One of the most interesting periods of my career so far was the five years I spent writing – not exclusively, I hasten to add – about plasterboard. During that time I learnt that it is possible to make plasterboard sound sexy. It’s a valuable lesson that I use in my everyday writing – because it works in virtually every other sector, too.
A key purpose of writing in the public relations and marketing communication area is to enhance perceptions of a company and its product. This is not by puffery or outlandish claims, but rather by presenting a reasoned case in an interesting and informative manner. This should enable readers to make a sensible judgment and, one hopes, take the desired action: usually, to buy.
So how do you make two sheets of stiff paper with a filling of gypsum interesting enough for people to want to buy it? It’s pretty much a commodity item that is a mainstay of modern buildings, but in its raw state it’s not very inspiring – even when its higher-performance variants come with tinted paper. Arguably, there’s not much to choose between products from the main manufacturers.

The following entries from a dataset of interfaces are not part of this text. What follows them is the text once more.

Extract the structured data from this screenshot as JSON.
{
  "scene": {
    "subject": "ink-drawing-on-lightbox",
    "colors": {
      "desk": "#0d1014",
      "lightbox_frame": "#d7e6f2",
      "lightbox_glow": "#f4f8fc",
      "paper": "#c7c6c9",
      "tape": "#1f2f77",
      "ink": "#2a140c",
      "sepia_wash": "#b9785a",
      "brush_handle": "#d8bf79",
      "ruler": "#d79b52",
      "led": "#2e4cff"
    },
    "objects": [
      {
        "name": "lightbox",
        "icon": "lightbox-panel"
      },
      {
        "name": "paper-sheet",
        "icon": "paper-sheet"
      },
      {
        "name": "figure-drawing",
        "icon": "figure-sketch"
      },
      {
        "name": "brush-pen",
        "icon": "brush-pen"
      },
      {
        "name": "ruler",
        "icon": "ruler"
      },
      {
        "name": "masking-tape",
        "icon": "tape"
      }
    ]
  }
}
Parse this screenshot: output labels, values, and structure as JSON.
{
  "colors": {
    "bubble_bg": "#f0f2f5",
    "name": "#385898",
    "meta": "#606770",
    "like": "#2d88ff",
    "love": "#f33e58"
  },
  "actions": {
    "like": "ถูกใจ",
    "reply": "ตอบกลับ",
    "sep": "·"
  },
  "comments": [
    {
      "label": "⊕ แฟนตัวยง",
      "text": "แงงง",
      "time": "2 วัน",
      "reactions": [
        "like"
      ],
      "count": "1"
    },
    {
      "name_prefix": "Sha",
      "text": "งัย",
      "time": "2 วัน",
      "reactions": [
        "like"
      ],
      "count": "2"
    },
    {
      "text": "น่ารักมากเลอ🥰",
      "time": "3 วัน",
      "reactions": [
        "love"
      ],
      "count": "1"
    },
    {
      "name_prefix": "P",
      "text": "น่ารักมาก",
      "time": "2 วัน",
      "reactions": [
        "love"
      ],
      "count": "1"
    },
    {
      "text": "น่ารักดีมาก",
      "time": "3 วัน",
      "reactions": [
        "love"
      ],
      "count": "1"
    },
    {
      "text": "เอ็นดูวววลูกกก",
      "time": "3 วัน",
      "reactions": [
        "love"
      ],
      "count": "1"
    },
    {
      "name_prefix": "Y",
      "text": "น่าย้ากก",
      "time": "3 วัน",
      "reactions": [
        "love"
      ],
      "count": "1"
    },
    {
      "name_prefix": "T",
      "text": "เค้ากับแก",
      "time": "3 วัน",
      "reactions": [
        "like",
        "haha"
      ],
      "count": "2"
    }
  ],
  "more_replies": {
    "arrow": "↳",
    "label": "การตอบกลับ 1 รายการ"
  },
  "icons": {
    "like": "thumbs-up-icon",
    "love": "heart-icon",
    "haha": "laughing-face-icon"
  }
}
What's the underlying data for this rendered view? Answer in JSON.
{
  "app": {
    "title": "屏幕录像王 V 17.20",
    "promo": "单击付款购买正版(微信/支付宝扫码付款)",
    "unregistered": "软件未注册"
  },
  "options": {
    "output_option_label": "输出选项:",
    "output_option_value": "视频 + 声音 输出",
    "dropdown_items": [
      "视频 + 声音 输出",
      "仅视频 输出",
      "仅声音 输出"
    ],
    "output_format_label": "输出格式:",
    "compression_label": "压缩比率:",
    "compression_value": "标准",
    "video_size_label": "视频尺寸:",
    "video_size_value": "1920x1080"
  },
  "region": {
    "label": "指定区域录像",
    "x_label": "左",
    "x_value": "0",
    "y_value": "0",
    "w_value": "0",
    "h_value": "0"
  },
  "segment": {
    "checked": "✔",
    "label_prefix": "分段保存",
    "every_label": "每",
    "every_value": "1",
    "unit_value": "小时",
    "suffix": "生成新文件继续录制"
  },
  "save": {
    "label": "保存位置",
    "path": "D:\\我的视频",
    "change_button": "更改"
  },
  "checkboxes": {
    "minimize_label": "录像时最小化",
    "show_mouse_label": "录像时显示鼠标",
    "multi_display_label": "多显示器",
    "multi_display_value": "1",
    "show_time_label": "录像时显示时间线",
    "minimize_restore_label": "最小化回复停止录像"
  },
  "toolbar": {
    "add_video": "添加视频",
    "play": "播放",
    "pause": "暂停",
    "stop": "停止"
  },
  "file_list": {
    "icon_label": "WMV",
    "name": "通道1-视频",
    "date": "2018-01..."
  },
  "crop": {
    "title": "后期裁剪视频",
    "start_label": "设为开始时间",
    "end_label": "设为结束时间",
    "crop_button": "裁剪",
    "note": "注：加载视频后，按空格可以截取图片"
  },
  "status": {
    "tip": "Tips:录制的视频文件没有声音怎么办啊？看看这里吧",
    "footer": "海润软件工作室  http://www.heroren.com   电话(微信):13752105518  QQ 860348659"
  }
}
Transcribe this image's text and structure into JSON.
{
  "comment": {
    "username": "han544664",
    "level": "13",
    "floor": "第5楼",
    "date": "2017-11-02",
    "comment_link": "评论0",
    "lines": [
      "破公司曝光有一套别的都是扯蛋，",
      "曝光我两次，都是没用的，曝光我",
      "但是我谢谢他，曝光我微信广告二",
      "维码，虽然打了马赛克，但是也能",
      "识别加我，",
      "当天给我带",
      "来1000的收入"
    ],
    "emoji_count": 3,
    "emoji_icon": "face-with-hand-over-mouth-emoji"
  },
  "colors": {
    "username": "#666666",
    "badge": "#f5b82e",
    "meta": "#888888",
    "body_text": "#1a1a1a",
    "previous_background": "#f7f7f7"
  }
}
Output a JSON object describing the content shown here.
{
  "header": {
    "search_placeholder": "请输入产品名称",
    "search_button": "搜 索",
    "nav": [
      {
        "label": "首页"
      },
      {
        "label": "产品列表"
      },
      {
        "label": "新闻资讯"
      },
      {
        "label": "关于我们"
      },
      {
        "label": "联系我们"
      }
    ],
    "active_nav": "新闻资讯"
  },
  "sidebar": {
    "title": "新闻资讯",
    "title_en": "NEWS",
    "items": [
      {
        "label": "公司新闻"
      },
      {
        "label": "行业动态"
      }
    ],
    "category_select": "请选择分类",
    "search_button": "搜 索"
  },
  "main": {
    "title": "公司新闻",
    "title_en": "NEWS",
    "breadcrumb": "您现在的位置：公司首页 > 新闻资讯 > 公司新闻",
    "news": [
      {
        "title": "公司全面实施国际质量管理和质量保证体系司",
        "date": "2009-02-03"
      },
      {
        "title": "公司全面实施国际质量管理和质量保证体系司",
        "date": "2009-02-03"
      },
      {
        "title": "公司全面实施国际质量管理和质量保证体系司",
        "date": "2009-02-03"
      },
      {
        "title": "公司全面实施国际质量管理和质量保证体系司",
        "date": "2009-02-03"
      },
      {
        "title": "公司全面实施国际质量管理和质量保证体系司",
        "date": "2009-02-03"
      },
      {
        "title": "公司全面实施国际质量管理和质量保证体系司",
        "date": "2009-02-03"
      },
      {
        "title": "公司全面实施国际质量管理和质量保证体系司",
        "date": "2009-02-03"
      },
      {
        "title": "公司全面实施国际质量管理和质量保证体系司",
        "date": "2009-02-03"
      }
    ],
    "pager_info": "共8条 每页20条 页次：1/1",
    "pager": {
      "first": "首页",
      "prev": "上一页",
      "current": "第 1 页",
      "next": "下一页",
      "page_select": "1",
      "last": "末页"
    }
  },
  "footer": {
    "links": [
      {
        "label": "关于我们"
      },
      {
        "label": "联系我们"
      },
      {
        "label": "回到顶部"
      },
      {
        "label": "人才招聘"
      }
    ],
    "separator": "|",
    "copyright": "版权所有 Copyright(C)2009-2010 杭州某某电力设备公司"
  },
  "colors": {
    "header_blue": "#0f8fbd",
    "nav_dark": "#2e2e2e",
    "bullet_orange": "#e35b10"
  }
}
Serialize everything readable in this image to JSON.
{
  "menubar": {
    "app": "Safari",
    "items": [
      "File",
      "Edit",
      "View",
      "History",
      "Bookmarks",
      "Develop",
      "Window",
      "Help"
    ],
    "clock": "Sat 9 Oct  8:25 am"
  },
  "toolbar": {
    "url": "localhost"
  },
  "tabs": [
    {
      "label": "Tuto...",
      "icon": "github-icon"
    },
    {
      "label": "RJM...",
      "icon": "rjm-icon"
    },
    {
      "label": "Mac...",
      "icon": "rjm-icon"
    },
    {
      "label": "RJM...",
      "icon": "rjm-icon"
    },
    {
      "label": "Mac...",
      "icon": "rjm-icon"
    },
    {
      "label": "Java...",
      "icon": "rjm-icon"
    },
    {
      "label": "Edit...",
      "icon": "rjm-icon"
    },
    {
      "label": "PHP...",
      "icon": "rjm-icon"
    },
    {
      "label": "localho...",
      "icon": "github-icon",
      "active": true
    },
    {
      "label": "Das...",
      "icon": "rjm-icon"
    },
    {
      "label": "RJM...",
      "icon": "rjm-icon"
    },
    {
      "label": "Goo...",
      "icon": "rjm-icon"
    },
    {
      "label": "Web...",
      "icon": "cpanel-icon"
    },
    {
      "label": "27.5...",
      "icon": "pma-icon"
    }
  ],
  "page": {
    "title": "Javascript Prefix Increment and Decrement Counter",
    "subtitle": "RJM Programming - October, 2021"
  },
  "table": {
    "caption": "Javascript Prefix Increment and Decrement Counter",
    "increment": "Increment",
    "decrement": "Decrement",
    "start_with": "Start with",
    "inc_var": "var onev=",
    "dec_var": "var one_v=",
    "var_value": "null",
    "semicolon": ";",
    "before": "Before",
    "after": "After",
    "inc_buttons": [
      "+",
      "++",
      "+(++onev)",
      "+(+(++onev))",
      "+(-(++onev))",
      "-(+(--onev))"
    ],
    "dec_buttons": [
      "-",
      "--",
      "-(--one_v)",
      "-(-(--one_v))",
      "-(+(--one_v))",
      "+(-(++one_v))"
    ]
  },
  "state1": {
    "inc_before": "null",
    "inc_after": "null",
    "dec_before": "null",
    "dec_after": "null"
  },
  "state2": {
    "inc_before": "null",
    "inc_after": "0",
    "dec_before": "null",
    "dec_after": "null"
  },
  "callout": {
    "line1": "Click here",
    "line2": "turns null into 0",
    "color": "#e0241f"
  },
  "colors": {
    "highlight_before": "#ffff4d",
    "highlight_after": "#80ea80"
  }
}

What I did was to look beyond the dullness of a pile of boards, newly delivered to a building site, and see them instead fulfilling their real role, which is to define human space.
I wrote about plasterboard in contexts that readers – including architects, dry lining contractors, property developers and homeowners – could relate to as human applications: Houses, schools, offices, churches, theatres, hospitals and many more. These are paces where people live, learn, work, play, pray, are entertained and made healthy.
Suddenly, the boards are elevated from their bland flatness and – you’ve guessed it – they start to sound sexy.
The danger, with plasterboard and the many other products that find heir way into press releases, is that manufacturers are often too focused on shouting about their excellence in product development, manufacturing, customer service and so on. They forget that these important qualities should be balanced by human elements that make the story more appealing to readers.
The aim is to grab the attention of readers – and that’s usually achieved more easily by giving them something they want to hear, rather than something the you want to tell them.
If you have a boring product – even an interesting one – that needs brighter promotional writing, please be in touch. Let’s make it sound sexy!
Hire a good writer to give your PR or marketing message the best chance of reaching your targets – and stimulating the responses you want.
So, what is a ‘good’ writer?
You’ll know when you’ve got one, but finding one may be challenging. Here are 10 handy guidelines for selecting a writer, based on my own experience of writing and working with other people’s words.
David Goddin was born in the UK and educated in South Africa. He began his career on daily newspapers and trade journals, before moving into public relations consulting. He produced award-winning writing and became an Accredited PR Practitioner, the highest qualification of the Public Relations Institute of South Africa. Since his return to the UK 17 years ago he has also contributed to a number of highly successful PR and marketing communications campaigns for major national and multinational clients. He is currently also President of the Haslemere & District Chamber of Trade & Commerce.